- Dataset records
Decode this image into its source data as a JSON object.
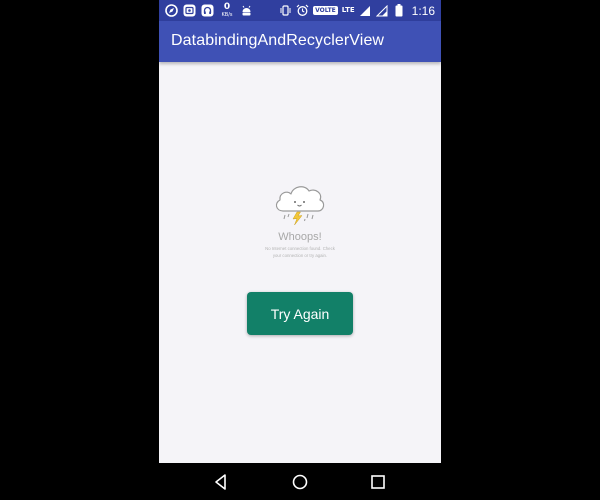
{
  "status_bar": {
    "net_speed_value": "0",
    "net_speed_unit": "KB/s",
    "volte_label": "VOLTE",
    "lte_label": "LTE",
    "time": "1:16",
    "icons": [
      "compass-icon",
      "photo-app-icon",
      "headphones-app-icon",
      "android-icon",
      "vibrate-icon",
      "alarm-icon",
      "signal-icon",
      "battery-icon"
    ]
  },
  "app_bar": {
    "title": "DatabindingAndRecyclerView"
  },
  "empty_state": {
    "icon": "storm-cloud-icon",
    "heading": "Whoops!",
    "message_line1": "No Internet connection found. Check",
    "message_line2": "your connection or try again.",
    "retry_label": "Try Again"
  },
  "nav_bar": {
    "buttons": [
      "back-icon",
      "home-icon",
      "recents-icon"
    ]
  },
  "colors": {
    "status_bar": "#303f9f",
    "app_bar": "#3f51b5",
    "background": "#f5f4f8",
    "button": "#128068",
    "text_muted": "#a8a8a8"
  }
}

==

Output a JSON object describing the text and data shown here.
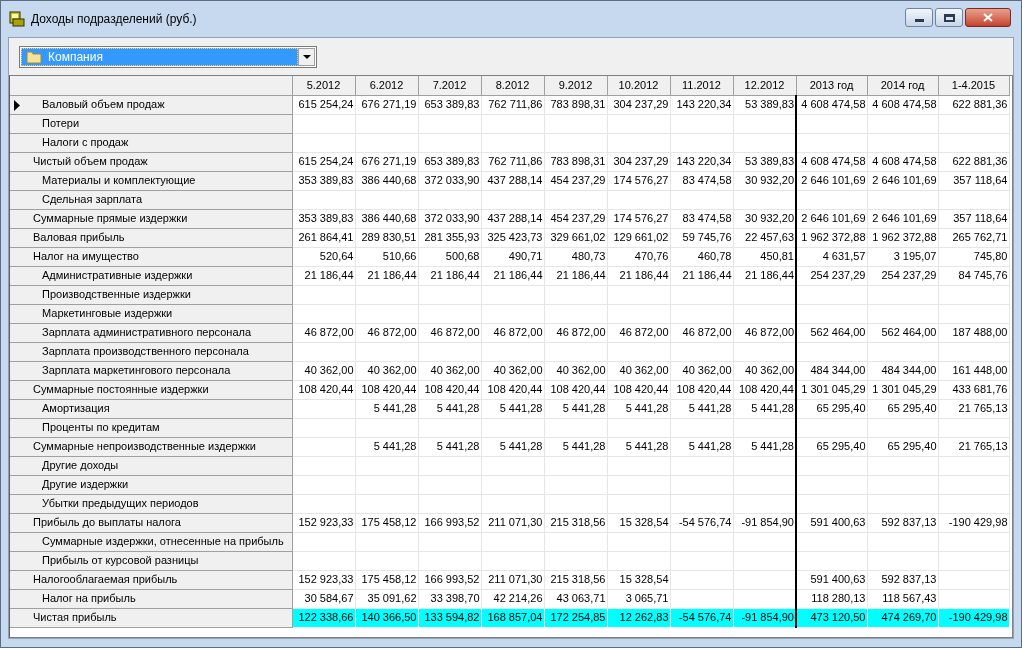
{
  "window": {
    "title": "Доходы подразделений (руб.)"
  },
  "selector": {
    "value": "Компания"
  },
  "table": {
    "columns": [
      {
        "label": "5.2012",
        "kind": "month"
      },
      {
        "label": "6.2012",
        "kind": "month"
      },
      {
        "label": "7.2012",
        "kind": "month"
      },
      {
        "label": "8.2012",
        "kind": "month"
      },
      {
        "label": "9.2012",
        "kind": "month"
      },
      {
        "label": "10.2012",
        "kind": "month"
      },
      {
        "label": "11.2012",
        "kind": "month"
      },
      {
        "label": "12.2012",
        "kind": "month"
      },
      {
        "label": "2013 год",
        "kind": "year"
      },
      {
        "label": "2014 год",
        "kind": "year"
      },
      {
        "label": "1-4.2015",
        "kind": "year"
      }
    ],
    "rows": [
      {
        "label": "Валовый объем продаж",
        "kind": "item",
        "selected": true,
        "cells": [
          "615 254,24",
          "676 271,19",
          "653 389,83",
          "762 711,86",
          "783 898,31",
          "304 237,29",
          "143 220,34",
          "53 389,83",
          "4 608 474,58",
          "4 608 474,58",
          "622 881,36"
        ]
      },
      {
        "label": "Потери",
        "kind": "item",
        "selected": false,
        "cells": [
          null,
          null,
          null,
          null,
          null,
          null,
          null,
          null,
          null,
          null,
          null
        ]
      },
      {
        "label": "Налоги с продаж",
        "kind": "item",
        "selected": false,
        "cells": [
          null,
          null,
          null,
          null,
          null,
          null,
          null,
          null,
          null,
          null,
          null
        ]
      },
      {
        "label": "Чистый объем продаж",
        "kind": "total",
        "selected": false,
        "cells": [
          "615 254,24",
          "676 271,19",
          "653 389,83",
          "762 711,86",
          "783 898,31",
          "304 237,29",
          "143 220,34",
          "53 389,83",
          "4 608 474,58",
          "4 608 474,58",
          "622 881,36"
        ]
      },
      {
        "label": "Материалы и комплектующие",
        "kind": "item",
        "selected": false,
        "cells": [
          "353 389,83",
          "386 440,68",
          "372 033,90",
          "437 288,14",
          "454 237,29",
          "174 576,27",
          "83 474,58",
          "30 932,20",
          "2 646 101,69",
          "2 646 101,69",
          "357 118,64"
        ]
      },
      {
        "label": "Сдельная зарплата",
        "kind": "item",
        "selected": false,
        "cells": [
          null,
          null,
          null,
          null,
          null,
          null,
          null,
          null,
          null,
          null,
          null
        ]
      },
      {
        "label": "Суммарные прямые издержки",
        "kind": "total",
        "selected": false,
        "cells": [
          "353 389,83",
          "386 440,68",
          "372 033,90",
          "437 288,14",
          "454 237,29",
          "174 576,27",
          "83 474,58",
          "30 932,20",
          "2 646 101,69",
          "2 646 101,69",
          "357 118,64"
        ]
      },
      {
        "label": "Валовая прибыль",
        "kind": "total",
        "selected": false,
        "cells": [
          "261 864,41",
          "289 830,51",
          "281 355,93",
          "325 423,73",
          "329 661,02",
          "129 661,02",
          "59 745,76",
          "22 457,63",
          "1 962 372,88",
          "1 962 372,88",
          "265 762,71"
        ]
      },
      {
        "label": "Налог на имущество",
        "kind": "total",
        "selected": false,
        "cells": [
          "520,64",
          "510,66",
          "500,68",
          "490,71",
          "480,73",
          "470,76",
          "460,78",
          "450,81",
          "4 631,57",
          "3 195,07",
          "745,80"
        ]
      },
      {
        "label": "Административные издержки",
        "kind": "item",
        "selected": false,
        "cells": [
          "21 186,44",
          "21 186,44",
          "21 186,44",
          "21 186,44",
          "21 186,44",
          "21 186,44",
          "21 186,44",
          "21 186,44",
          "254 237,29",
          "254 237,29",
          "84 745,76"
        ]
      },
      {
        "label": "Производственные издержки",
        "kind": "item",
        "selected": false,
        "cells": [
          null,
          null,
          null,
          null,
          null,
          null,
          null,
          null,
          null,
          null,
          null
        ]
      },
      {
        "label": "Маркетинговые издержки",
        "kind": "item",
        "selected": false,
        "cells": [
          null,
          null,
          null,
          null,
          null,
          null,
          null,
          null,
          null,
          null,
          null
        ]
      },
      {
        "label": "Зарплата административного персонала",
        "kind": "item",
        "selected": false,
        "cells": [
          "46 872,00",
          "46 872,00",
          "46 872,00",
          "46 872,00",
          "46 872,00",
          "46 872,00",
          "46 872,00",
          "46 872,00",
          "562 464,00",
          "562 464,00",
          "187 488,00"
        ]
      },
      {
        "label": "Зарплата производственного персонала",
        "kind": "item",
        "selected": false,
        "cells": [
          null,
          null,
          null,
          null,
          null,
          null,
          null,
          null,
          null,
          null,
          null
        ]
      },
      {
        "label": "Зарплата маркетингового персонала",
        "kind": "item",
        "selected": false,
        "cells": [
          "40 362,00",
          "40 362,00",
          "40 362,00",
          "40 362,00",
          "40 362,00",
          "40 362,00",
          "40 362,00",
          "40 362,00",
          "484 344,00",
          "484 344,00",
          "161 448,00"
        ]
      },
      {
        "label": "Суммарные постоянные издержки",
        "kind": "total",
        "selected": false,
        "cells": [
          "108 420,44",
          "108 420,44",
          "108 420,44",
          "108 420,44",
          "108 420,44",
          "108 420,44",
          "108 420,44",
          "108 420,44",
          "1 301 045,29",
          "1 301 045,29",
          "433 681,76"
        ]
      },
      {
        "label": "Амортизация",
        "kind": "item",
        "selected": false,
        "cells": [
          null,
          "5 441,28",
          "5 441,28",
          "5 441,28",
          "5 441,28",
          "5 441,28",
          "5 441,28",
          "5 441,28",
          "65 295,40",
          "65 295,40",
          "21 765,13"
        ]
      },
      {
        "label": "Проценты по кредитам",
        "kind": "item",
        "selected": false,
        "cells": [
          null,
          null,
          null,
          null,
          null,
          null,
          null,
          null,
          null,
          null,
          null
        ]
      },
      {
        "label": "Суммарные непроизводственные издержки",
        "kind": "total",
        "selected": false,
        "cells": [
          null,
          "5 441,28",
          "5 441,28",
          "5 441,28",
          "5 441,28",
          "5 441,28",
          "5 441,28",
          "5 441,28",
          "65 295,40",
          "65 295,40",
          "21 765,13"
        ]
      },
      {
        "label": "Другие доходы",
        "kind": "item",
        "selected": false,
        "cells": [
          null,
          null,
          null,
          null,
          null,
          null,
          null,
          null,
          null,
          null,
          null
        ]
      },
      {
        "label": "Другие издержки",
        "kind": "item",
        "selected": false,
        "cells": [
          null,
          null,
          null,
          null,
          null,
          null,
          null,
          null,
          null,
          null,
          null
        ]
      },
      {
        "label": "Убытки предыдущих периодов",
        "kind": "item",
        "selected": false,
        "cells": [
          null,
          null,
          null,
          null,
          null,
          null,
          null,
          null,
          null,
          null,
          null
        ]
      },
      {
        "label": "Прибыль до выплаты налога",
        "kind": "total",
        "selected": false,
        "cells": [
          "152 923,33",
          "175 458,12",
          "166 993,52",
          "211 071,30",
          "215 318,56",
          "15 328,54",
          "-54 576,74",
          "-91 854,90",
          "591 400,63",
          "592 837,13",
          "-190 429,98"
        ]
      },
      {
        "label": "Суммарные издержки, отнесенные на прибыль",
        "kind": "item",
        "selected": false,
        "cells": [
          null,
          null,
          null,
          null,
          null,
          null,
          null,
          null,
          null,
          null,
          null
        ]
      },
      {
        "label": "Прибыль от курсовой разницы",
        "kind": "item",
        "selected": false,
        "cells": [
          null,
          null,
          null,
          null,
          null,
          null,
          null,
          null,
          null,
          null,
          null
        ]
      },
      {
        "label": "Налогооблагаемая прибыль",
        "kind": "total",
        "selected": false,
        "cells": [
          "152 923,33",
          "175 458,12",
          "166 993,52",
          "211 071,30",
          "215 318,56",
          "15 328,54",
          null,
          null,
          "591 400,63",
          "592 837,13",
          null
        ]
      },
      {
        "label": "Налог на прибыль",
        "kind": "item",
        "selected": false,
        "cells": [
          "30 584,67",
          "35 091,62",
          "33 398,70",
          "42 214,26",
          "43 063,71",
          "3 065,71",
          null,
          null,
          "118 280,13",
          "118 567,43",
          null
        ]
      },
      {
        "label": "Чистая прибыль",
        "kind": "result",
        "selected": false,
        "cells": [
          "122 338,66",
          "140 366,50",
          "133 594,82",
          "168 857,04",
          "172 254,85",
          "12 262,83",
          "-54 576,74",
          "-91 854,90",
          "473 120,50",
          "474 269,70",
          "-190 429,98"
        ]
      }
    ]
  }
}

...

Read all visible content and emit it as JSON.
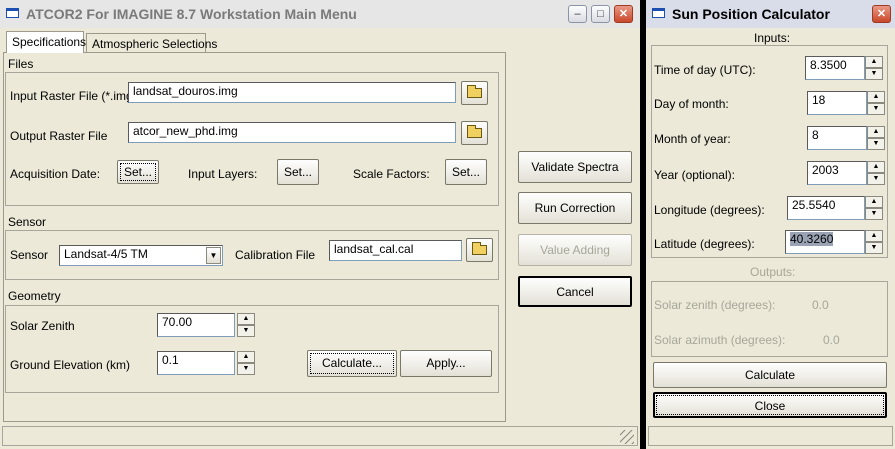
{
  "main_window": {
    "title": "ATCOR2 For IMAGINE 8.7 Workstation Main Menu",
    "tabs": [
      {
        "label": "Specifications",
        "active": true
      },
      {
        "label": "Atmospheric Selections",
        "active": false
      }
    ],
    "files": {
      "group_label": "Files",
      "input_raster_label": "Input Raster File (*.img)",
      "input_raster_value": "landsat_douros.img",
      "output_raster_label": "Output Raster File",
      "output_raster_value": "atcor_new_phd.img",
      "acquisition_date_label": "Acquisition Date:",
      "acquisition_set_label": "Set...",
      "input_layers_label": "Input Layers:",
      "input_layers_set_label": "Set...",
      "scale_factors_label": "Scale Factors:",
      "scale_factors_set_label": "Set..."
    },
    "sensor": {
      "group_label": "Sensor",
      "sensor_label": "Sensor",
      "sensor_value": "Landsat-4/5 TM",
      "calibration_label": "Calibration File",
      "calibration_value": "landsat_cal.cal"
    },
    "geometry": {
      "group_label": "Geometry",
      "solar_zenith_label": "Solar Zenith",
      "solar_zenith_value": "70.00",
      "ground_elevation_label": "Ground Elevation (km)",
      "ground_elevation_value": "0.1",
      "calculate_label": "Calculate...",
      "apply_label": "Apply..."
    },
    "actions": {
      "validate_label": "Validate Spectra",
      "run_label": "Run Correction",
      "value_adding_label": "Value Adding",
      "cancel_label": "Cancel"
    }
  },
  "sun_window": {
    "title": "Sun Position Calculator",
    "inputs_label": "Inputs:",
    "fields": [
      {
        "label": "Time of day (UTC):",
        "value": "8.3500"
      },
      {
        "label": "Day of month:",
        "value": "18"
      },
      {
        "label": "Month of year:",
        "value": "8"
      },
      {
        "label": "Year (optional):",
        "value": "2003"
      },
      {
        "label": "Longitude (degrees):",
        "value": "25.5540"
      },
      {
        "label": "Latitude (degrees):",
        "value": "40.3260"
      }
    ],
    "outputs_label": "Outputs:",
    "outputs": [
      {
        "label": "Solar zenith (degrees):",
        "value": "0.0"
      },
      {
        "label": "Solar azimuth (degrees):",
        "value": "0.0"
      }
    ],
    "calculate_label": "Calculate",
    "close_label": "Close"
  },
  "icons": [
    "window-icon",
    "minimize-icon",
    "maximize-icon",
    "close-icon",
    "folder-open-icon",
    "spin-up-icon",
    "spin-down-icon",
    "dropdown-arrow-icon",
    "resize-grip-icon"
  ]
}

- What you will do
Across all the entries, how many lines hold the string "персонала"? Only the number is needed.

- Answer to this problem
3